By The Washington Post · David J. Lynch
In a semi-annual report, Treasury officials said no countries met the standards set by Congress for the "manipulator" label. But the political context for the decision was hard to miss.
"The Treasury Department has helped secure a significant Phase One agreement with China that will lead to greater economic growth and opportunity for American workers and businesses," said Treasury Secretary Steven Mnuchin. "China has made enforceable commitments to refrain from competitive devalation, while promoting transparency and accountability."
The move reversed the department's decision in August to add China to the list. It also comes two days before President Donald Trump is scheduled to sign a partial trade deal with China in a White House ceremony that is expected to disclose the details of Chinese promises on currency and other trade matters.
Scott Kennedy, a specialist on the Chinese economy at the Center for Strategic and International Studies, said putting China on the list last year had been a "political step" designed to pressure Beijing in the middle of trade talks.
"China has not been manipulating its currency so this is just recognizing reality," said David Dollar of the Brookings Institution, a former Beijing-based Treasury official. "The phase 1 deal confirms this so it would have been inconsistent for the U.S. to sign the deal and continue to call China a manipulator."
Still, the administration shiftwas denounced by some lawmakers. "China is a currency manipulator-that is a fact," insisted Senate Minority Leader Chuck Schumer, D-N.Y. "Unfortunately, President Trump would rather cave to President Xi [Jinping] than stay tough on China."
The Treasury report criticized Beijing for turning away from economic liberalization to a more state-directed approach and "increasing reliance on non-market mechanisms."
China's growing use of government subsidies and coercive trade practices was "distorting" its relationships with key trading partners, the report added.
The president has long accused China of depressing the yuan's value to make its products more affordable for foreign customers, thus contributing to the chronic trade imbalance with the United States.
One dollar now buys about 6.9 yuan, little changed from August and up about 2% over the past year.
Despite Trump's previous claims, the International Monetary Fund has said repeatedly that the yuan is fairly valued.
In recent years, Beijing has occasionally intervened in currency markets to support the yuan's value, not reduce it, said Eswar Prasad, the former head of the IMF's China unit.

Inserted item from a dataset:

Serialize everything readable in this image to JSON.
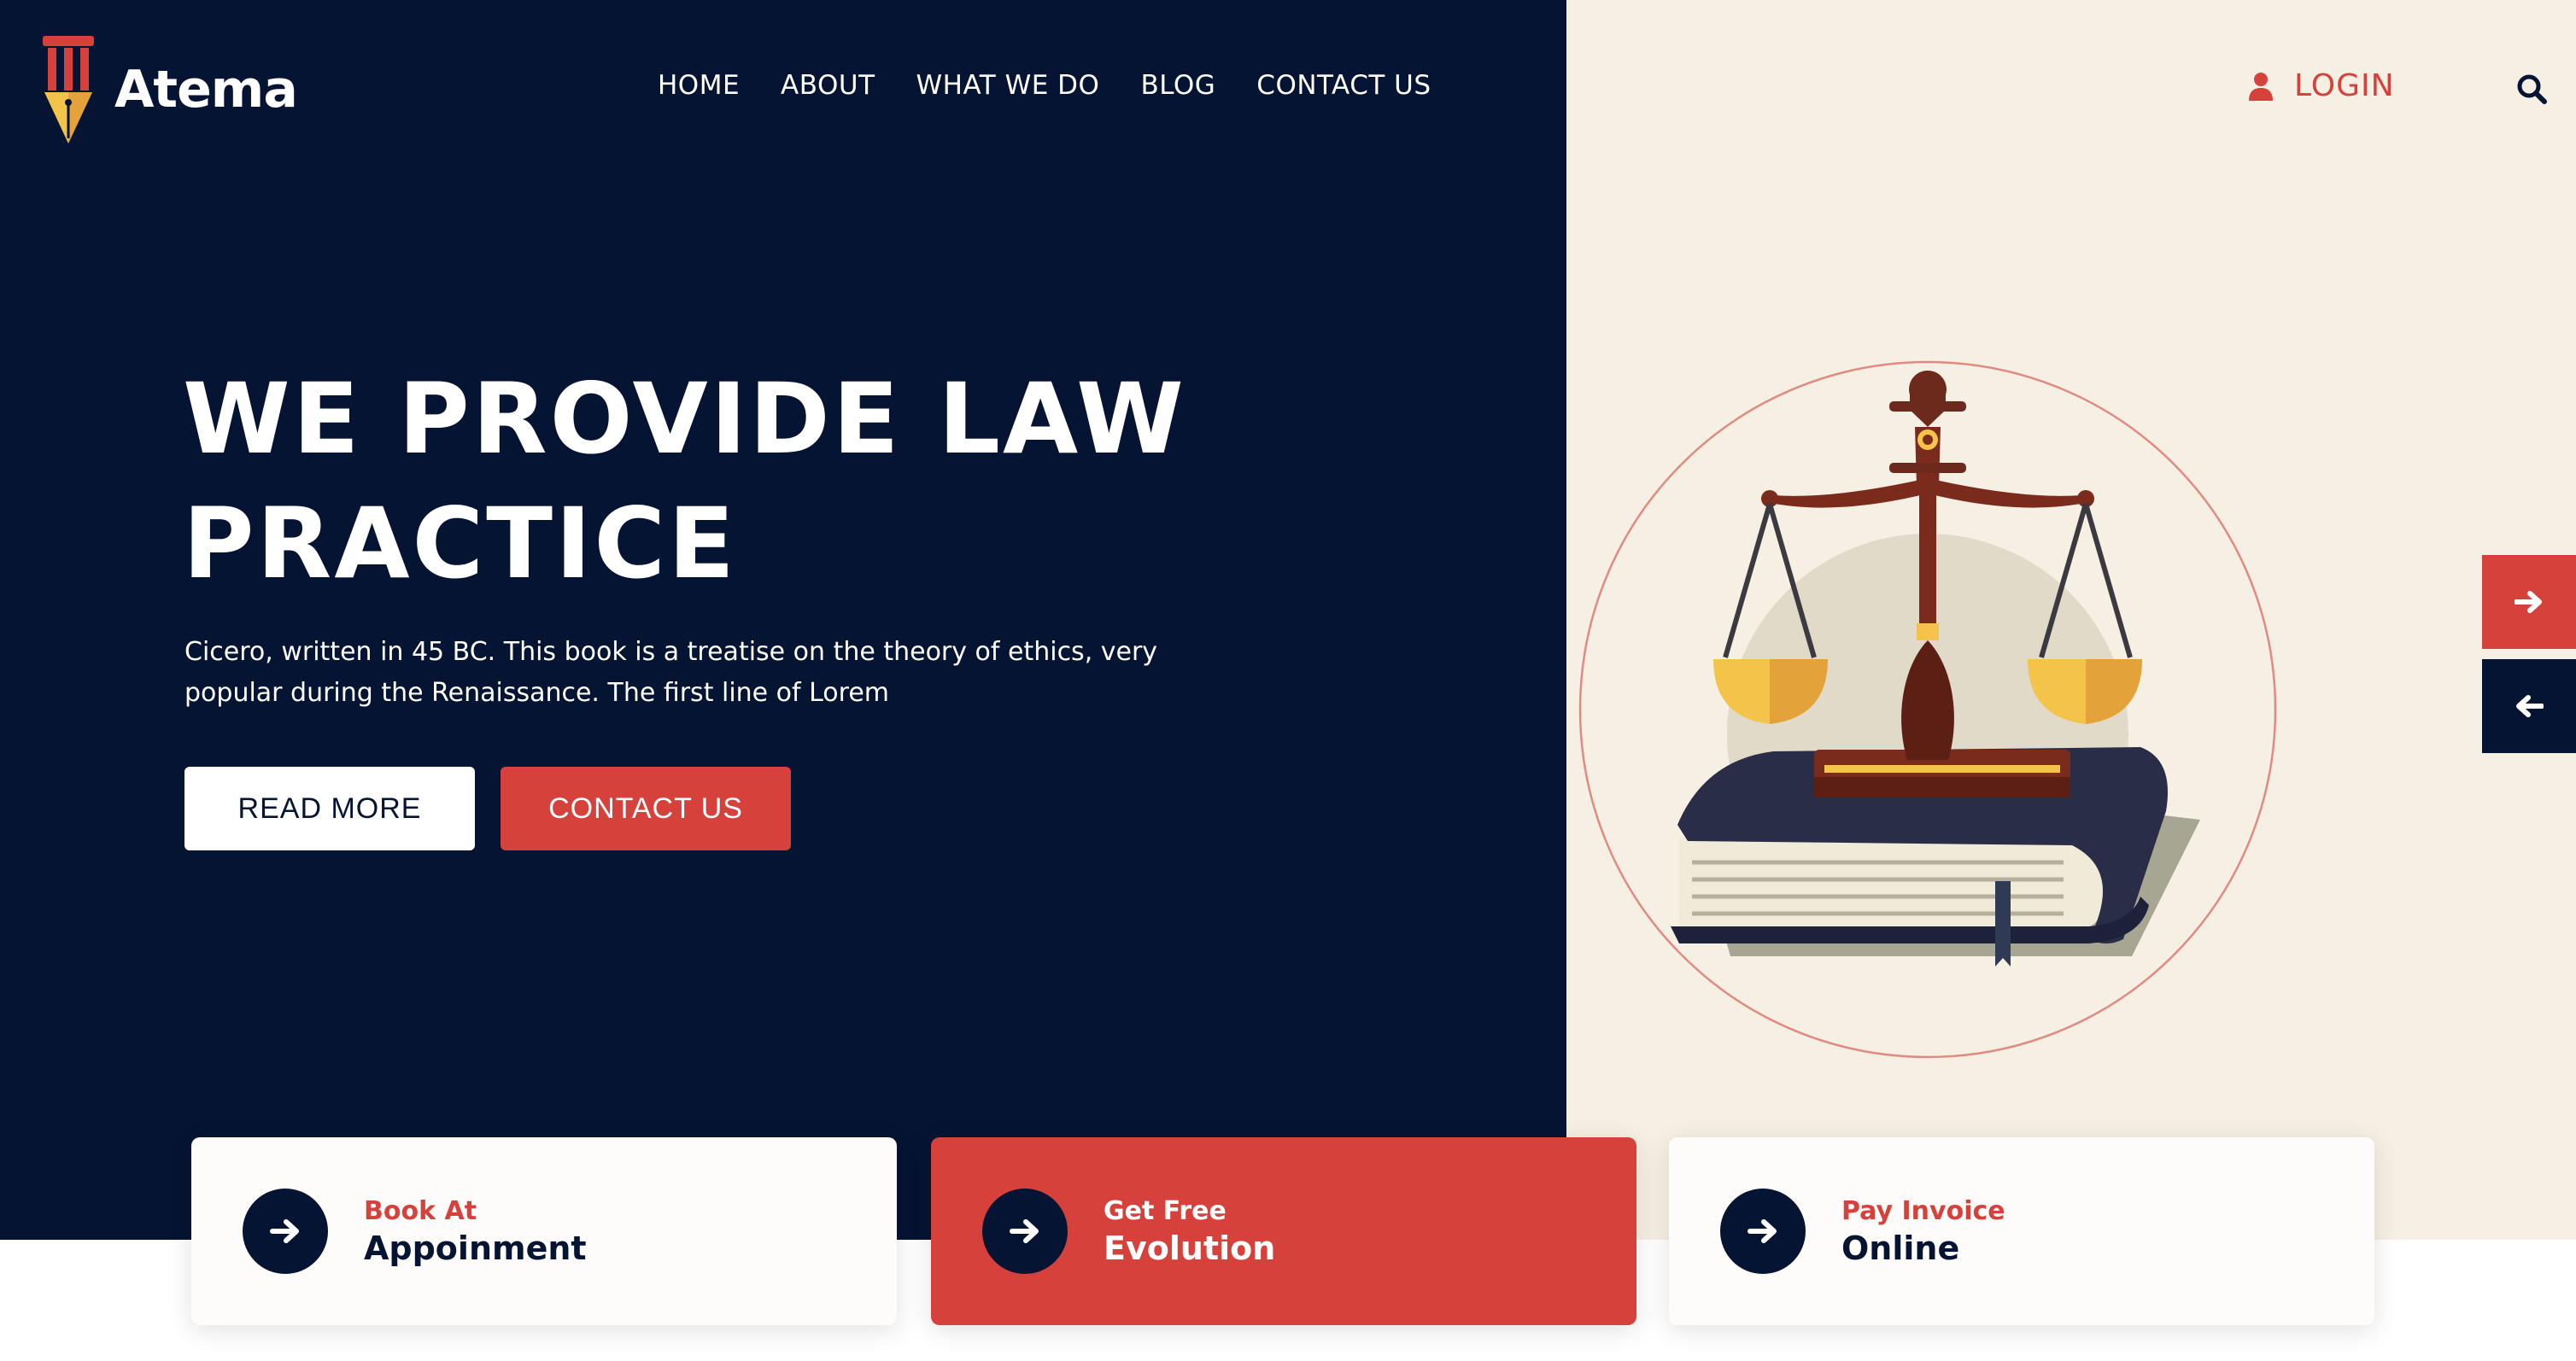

Chinese authorities fear that an excessively weak currency would only encourage residents to try to evade official controls and send their money outside the country, further depressing the yuan.
As a presidential candidate, Trump promised to brand China as a manipulator in his first day in office. Instead, Mnuchin opted not to designate China in 2017 or 2018, since Beijing's behavior did not meet specific criteria detailed in a 2015 law.
In August, Mnuchin added China to the list in response to pressure from the president, even though many economists said the label was incorrect.
Mnuchin's decision came at a time when China was not intervening in currency markets as it had in the years after it joined the World Trade Organization in 2001. China's once-sizable global trade surplus is roughly one-tenth its 2007 size.
With the United States and China calling a truce in their two-year-long trade conflict, the Treasury's about-face this week is not a surprise. Labeling a country a "currency manipulator" is a mostly symbolic step that requires Treasury officials to launch consultations with the offending nation.
Treasury said it would monitor the currency practices of China and nine other U.S. trading partners: Germany, Ireland, Italy, Japan, Korea, Malaysia, Singapore, Switzerland and Vietnam.